(Data extracts Opens)

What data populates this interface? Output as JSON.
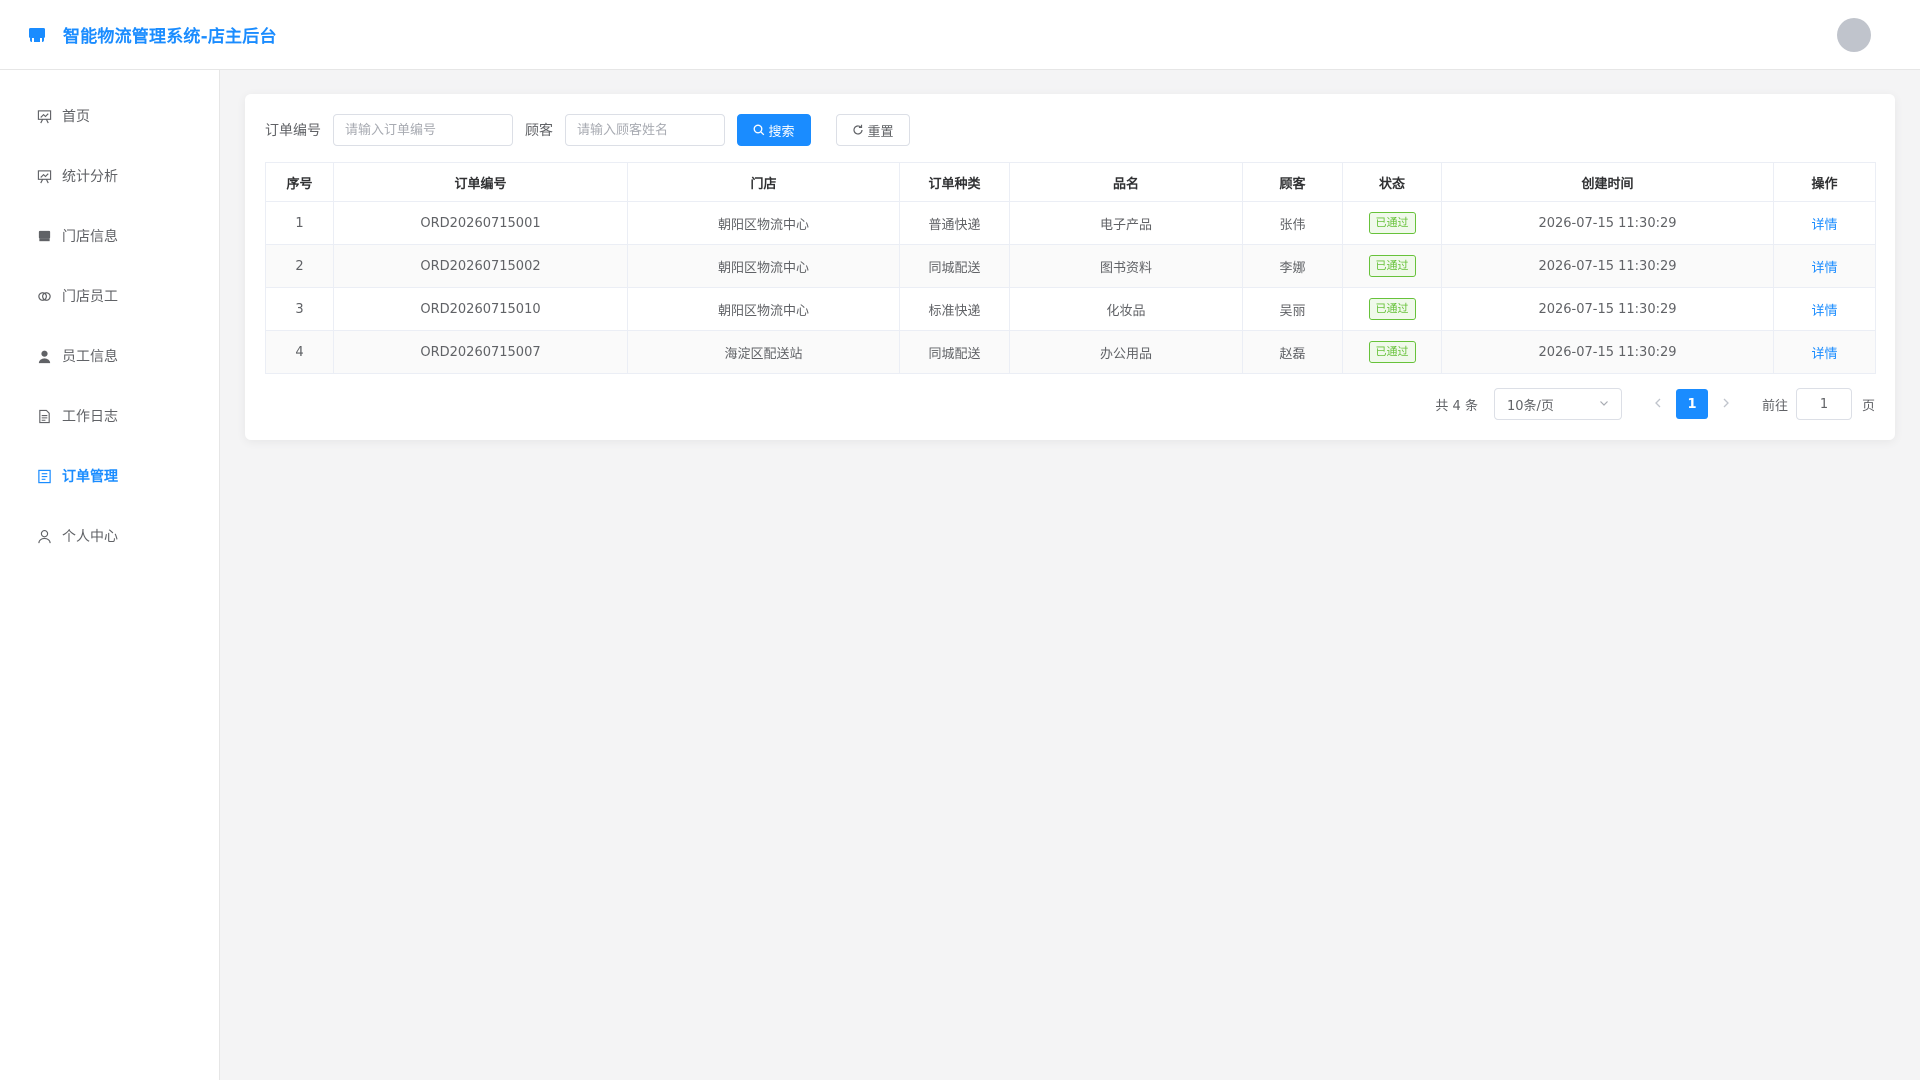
{
  "header": {
    "app_title": "智能物流管理系统-店主后台",
    "logo_icon": "store-icon",
    "avatar": "user-avatar"
  },
  "sidebar": {
    "items": [
      {
        "label": "首页",
        "icon": "presentation-icon",
        "active": false
      },
      {
        "label": "统计分析",
        "icon": "presentation-icon",
        "active": false
      },
      {
        "label": "门店信息",
        "icon": "store-icon",
        "active": false
      },
      {
        "label": "门店员工",
        "icon": "link-icon",
        "active": false
      },
      {
        "label": "员工信息",
        "icon": "user-filled-icon",
        "active": false
      },
      {
        "label": "工作日志",
        "icon": "document-icon",
        "active": false
      },
      {
        "label": "订单管理",
        "icon": "list-icon",
        "active": true
      },
      {
        "label": "个人中心",
        "icon": "user-icon",
        "active": false
      }
    ]
  },
  "filter": {
    "order_label": "订单编号",
    "order_placeholder": "请输入订单编号",
    "order_value": "",
    "customer_label": "顾客",
    "customer_placeholder": "请输入顾客姓名",
    "customer_value": "",
    "search_label": "搜索",
    "reset_label": "重置"
  },
  "table": {
    "columns": [
      "序号",
      "订单编号",
      "门店",
      "订单种类",
      "品名",
      "顾客",
      "状态",
      "创建时间",
      "操作"
    ],
    "rows": [
      {
        "index": "1",
        "order_no": "ORD20260715001",
        "store": "朝阳区物流中心",
        "type": "普通快递",
        "product": "电子产品",
        "customer": "张伟",
        "status": "已通过",
        "created": "2026-07-15 11:30:29",
        "action": "详情"
      },
      {
        "index": "2",
        "order_no": "ORD20260715002",
        "store": "朝阳区物流中心",
        "type": "同城配送",
        "product": "图书资料",
        "customer": "李娜",
        "status": "已通过",
        "created": "2026-07-15 11:30:29",
        "action": "详情"
      },
      {
        "index": "3",
        "order_no": "ORD20260715010",
        "store": "朝阳区物流中心",
        "type": "标准快递",
        "product": "化妆品",
        "customer": "吴丽",
        "status": "已通过",
        "created": "2026-07-15 11:30:29",
        "action": "详情"
      },
      {
        "index": "4",
        "order_no": "ORD20260715007",
        "store": "海淀区配送站",
        "type": "同城配送",
        "product": "办公用品",
        "customer": "赵磊",
        "status": "已通过",
        "created": "2026-07-15 11:30:29",
        "action": "详情"
      }
    ]
  },
  "pagination": {
    "total": "共 4 条",
    "page_size": "10条/页",
    "current_page": "1",
    "jump_label": "前往",
    "jump_value": "1",
    "jump_suffix": "页"
  },
  "colors": {
    "primary": "#1a8cff",
    "success": "#67c23a",
    "background": "#f4f4f5"
  }
}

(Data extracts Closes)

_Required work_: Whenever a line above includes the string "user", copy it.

_Exercise output_:
    "avatar": "user-avatar"
        "icon": "user-filled-icon",
        "icon": "user-icon",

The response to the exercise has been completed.